New Richmond residents have been packing up love during the holidays for more than 20 years.
The Love Baskets program continues to grow and serve the communities of New Richmond and Somerset.
The early years
Love Baskets was started by women from the New Richmond and Star Prairie churches in the early 1980s.
"We wanted to help the people of New Richmond," said Bev Nutzmann, a long-time member of the group. She retired from the group last year.
No person or church was the constant leader in the early years. Instead, duties rotated between the four large churches (Immaculate Conception, St. Luke's, United Methodist and First Lutheran) with other churches and individuals pitching in.
The group and its reach started small, Nutzmann said. In the first years only about 30 families were helped. Low income families living in the New Richmond School District or attending a New Richmond or Star Prairie church were eligible. Those in need, or those wishing to nominate another, contacted the churches.
The baskets (which were actually painted cardboard banana boxes) included food, household supplies and treats.
Along with food and household supplies, gifts would sometimes be included. Church women sewed pajamas and nightgowns, which was new in 1985, according to News archives. Toys, if they were included, were small, like matchbox cars.
"We didn't have a very big budget," Nutzmann said. "Whatever came in we'd give out."
Collections were taken up at all the churches before the holidays to benefit Love Baskets. People just automatically knew what and where to donate, Nutzmann said.
When a giving tree was started at the Bank of New Richmond, things picked up, she said. Those wishing to donate picked a number off the tree, then bought the things that family asked for.
By 1986, Love Baskets had grown substantially. According to newspaper accounts, 67 baskets were packed by 40 workers at the American Legion Hall for distribution that year.
Beth Lybeck, a current member, started with the group in about 1994. At that time and every year prior, volunteers assembled the baskets to be picked up on designated dates by the recipients. The American Legion and Armory were some past pick-up spots.
Today's Love Baskets
With the program's continued growth came the need for extra help.
Last year, the Love Baskets program reorganized, combining efforts with a similar program run by the Salvation Army in Somerset.
"Now that it has gotten so large, we need the organization that we have," said current volunteer Kay Brooks. "The Salvation Army has provided know-how and resources that have greatly helped us and we (church and community members) have been able to provide volunteers. It's a great partnership."
Rather than having a few pick-up days at a public location as in past years, the group now has a party at Somerset Middle School for all the recipients. Kids and parents can chat with Santa and Mrs. Claus, make crafts, get free haircuts and pick from a mitten tree. Children can also select and wrap gifts for their parents.

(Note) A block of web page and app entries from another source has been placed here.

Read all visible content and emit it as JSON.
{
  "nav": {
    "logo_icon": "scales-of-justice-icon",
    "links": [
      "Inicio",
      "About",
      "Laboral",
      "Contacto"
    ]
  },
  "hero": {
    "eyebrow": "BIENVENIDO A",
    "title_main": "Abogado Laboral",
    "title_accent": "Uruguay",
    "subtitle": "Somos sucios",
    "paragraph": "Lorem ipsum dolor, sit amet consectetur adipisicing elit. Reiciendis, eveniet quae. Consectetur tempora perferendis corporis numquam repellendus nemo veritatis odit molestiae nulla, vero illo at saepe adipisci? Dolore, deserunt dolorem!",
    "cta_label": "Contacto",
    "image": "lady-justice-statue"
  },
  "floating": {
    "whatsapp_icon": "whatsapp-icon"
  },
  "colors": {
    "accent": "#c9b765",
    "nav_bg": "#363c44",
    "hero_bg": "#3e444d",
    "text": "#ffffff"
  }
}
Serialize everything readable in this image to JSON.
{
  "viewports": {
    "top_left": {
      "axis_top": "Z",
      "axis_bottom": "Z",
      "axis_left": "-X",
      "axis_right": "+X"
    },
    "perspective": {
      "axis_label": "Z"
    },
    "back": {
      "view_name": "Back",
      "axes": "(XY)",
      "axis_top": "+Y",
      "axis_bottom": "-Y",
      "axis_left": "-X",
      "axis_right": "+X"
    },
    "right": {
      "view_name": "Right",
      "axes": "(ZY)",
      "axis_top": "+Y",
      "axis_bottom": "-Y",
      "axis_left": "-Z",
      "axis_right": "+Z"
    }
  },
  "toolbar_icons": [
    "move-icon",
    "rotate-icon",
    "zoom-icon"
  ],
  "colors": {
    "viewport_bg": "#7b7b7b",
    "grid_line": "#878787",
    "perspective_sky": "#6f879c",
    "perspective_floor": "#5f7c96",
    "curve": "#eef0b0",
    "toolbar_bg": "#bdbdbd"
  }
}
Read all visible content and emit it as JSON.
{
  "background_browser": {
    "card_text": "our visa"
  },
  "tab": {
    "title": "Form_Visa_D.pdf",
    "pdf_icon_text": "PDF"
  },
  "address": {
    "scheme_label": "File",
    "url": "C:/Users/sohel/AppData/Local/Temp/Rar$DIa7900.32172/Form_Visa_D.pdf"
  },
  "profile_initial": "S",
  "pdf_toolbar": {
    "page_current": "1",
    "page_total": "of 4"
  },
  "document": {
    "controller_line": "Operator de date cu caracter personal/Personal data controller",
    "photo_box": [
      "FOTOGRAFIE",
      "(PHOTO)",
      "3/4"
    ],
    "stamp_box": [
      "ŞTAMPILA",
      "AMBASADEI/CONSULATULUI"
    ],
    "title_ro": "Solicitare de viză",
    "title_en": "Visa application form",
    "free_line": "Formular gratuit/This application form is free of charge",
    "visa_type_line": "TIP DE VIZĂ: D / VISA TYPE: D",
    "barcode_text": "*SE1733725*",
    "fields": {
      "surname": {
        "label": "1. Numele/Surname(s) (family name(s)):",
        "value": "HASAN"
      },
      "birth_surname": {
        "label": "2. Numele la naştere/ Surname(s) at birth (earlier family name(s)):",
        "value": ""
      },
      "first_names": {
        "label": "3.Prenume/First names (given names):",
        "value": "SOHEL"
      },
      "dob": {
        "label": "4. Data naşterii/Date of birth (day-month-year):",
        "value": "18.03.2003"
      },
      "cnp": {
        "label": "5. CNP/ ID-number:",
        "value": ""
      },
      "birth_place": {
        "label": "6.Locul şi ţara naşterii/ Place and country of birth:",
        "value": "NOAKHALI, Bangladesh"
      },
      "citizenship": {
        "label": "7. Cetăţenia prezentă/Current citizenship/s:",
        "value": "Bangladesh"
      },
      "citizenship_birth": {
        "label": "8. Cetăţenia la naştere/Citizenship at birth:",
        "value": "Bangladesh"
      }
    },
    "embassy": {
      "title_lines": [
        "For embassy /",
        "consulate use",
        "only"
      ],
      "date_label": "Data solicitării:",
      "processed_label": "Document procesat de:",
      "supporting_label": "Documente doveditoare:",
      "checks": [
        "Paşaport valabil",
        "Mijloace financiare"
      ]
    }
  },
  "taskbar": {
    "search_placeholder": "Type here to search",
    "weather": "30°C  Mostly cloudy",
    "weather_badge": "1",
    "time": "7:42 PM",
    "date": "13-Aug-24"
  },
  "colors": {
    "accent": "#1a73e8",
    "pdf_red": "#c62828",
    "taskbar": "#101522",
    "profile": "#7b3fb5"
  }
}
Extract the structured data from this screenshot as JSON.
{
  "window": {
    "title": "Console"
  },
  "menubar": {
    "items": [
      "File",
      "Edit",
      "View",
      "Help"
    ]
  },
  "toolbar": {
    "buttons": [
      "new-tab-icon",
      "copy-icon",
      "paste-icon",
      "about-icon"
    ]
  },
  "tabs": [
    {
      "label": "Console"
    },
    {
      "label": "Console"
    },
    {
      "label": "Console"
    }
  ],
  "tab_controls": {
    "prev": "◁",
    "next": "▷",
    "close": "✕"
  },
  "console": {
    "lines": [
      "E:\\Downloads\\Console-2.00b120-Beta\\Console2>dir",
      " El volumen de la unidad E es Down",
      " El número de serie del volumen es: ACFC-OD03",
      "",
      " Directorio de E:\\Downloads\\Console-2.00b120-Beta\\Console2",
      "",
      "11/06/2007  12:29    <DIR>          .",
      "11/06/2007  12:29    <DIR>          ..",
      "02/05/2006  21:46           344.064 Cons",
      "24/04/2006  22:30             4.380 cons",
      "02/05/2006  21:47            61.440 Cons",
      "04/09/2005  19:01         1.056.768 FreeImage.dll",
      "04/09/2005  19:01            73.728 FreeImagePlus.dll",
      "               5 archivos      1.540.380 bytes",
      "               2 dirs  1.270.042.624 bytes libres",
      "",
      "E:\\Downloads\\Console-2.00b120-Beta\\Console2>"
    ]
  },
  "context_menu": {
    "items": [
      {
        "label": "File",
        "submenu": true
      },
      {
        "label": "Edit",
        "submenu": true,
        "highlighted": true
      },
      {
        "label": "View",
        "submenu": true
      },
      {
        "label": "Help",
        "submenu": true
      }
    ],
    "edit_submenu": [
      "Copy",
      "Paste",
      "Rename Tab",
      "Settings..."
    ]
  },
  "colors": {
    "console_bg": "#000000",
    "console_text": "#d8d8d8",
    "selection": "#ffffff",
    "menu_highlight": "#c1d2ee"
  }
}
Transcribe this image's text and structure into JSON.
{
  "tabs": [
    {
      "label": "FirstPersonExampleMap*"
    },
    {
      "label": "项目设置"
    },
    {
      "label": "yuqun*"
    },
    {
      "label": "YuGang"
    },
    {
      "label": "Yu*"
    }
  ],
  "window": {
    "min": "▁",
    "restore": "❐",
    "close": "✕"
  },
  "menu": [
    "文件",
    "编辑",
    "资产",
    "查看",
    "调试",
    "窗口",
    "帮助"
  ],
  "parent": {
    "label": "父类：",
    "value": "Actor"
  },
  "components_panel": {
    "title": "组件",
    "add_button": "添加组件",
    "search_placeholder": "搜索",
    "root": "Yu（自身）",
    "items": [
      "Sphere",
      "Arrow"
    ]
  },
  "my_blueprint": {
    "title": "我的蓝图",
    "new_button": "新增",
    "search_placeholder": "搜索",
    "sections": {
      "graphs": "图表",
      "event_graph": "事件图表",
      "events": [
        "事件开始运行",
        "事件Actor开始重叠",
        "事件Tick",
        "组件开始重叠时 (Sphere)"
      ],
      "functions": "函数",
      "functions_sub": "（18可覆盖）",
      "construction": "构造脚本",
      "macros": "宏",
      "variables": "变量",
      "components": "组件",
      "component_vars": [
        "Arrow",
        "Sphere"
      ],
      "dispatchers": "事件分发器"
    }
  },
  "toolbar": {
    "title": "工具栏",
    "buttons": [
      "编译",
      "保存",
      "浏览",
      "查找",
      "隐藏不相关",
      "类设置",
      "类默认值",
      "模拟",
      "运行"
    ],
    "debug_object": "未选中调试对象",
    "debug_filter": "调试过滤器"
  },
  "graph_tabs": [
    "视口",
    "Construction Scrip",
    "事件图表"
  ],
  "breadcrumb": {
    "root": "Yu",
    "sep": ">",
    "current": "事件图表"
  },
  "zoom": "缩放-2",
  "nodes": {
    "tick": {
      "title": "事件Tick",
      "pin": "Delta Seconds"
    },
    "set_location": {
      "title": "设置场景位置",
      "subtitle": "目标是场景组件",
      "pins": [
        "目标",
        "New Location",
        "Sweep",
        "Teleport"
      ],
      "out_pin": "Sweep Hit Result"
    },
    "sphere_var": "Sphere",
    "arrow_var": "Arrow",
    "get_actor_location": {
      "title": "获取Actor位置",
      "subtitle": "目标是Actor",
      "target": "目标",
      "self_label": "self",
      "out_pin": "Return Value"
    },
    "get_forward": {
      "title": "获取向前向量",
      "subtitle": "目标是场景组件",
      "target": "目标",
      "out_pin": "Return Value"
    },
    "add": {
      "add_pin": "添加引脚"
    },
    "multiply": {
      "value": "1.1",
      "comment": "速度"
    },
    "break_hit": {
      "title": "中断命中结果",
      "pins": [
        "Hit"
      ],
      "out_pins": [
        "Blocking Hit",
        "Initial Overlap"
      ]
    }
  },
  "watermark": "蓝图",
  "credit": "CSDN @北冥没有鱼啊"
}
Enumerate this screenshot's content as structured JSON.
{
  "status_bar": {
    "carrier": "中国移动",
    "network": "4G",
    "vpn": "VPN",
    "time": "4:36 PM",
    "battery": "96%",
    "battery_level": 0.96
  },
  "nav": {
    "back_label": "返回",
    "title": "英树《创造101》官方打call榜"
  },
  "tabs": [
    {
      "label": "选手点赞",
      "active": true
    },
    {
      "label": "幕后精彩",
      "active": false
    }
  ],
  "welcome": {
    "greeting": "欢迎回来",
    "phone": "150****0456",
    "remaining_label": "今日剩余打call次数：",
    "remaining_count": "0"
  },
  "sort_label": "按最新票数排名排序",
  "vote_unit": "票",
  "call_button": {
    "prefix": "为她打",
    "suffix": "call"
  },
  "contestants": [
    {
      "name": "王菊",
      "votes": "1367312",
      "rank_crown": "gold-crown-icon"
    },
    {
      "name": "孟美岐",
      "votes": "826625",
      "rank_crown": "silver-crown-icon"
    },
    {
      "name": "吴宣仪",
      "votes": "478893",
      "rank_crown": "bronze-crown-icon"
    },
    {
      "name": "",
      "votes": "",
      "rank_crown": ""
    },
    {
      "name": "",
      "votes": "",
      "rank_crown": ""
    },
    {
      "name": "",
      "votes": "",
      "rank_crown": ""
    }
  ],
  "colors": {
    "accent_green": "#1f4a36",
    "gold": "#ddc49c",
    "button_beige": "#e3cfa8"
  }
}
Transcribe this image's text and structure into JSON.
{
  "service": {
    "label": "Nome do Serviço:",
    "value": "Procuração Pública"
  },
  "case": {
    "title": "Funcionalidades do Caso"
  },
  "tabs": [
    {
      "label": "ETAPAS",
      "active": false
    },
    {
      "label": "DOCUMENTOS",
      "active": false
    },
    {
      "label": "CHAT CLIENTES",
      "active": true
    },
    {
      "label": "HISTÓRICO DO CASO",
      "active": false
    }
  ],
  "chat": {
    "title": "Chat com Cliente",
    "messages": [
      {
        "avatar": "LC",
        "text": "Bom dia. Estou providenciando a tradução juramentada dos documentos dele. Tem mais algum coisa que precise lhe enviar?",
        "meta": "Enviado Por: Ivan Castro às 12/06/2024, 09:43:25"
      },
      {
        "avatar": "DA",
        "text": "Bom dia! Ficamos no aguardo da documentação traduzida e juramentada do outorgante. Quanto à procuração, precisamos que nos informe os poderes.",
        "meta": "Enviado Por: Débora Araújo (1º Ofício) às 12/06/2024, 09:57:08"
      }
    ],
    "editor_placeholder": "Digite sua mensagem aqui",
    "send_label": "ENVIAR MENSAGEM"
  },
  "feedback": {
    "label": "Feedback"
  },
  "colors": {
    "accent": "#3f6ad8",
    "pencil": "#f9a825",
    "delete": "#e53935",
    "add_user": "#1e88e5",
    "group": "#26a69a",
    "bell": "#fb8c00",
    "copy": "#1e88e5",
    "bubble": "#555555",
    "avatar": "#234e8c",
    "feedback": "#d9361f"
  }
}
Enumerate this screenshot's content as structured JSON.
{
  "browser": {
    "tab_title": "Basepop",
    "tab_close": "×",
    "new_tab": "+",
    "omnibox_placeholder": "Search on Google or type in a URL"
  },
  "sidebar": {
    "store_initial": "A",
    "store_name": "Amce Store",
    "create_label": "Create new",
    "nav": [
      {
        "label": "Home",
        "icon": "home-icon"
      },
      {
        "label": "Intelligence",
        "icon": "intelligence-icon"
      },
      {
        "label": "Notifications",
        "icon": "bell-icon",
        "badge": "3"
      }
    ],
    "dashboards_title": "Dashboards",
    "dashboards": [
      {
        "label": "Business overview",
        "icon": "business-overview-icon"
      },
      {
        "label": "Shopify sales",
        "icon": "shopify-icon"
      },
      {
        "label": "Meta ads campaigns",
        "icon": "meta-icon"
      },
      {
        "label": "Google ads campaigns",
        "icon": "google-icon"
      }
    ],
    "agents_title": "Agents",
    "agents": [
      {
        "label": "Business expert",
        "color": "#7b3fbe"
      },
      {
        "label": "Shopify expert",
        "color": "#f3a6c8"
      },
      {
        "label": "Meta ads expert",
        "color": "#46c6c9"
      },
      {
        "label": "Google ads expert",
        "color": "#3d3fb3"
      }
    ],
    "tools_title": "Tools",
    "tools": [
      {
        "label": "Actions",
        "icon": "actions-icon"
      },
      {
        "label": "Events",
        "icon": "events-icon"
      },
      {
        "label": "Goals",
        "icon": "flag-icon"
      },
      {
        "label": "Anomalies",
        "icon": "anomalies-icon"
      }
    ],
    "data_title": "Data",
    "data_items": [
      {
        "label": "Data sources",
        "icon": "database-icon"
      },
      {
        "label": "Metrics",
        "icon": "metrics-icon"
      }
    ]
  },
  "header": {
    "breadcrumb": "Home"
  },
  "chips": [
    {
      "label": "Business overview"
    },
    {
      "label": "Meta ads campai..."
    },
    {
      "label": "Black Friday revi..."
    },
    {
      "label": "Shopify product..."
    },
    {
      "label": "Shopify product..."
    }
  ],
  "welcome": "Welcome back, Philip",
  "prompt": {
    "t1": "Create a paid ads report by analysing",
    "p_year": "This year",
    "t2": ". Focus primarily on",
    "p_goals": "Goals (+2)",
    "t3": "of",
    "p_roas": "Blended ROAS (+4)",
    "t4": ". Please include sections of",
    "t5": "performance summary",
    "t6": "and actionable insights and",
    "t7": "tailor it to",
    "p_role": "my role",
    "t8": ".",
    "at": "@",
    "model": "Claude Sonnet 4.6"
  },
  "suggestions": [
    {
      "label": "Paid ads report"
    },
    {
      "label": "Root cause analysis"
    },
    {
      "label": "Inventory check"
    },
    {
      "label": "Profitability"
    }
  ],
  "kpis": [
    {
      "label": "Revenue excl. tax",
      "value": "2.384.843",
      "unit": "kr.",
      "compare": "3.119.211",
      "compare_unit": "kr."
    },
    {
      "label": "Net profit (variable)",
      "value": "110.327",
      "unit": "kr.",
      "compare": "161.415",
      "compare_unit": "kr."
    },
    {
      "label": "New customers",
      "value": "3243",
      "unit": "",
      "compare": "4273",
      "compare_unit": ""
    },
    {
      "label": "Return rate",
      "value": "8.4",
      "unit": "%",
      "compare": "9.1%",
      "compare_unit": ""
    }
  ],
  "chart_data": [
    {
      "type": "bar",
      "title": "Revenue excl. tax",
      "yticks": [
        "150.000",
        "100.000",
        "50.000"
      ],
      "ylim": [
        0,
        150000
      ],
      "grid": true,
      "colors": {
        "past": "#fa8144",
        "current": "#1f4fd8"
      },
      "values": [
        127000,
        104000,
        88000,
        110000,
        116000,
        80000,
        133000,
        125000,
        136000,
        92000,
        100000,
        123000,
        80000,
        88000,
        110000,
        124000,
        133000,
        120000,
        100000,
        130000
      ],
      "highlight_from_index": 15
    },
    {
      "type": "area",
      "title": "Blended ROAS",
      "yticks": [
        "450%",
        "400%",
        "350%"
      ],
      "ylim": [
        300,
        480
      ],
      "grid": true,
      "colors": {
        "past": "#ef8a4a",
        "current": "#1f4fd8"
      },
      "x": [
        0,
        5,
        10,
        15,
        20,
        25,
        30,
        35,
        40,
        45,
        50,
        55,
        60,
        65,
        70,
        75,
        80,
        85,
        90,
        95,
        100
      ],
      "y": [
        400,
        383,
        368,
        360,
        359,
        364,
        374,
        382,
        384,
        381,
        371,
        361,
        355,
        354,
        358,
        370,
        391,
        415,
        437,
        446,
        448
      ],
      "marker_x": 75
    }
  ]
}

This year's party is on Sunday, Dec. 20, at Somerset Middle School.
In 2008, more than 200 volunteers helped and about 370 baskets were given out. They're expecting to give even more baskets this year, Brooks said.
Volunteer support has been substantial in the past years, Brooks said. Although she wasn't with Love Baskets from the start, her parents helped with the Empty Stocking Club in Madison so she was familiar with the idea, she said.
"Love Baskets is an event that truly brings the community together," she said. "Not only do the families benefit, but the volunteers gain the joy that comes from the giving of themselves."
Having the party instead of a pick-up spot has been the best change so far, Lybeck said.
"Watching all the children participate in the crafts, games and pictures with Santa and Mrs. Claus is really a wonderful sight to see," she said.
"Sometimes it does get overwhelming, especially these last few years because the need is up," Lybeck said. "But it makes me feel good that I can help these families out in some way during Christmas time."
Love Baskets 2009
To get help: Families eligible for Love Baskets live in the New Richmond or Somerset school districts. They are referred by schools, churches, human services department, The Salvation Army in St. Croix County or have received Love Baskets in the past.
Families can contact Love Baskets at 246-6441.
To donate or sponsor: Toys are collected at churches, banks and Wal-Mart. Besides toys, children may receive items such as socks, underwear, hoodies, hats, mittens and blankets. Older children and infants typically receive the fewest donations.
Gifts vary in cost and by age and gender, all depending on what people wish to place in the collection boxes, but the focus is on children, Brooks said.
Families also get a gift certificate to Family Fresh for food.
Individuals or groups can also sponsor a family, in which case the sponsor is given information about the age, gender and interests of children in the family.
Sponsors can contact Love Baskets at 246-6441. Monetary donations can be sent to: Love Baskets, P.O. Box 222, New Richmond, WI 54017.
To volunteer: Those interested in volunteering can contact Lori or Tammy at 247-2944. The greatest need for help is for set-up and clean-up of the Christmas party, where the recipients receive their gifts, Brooks said.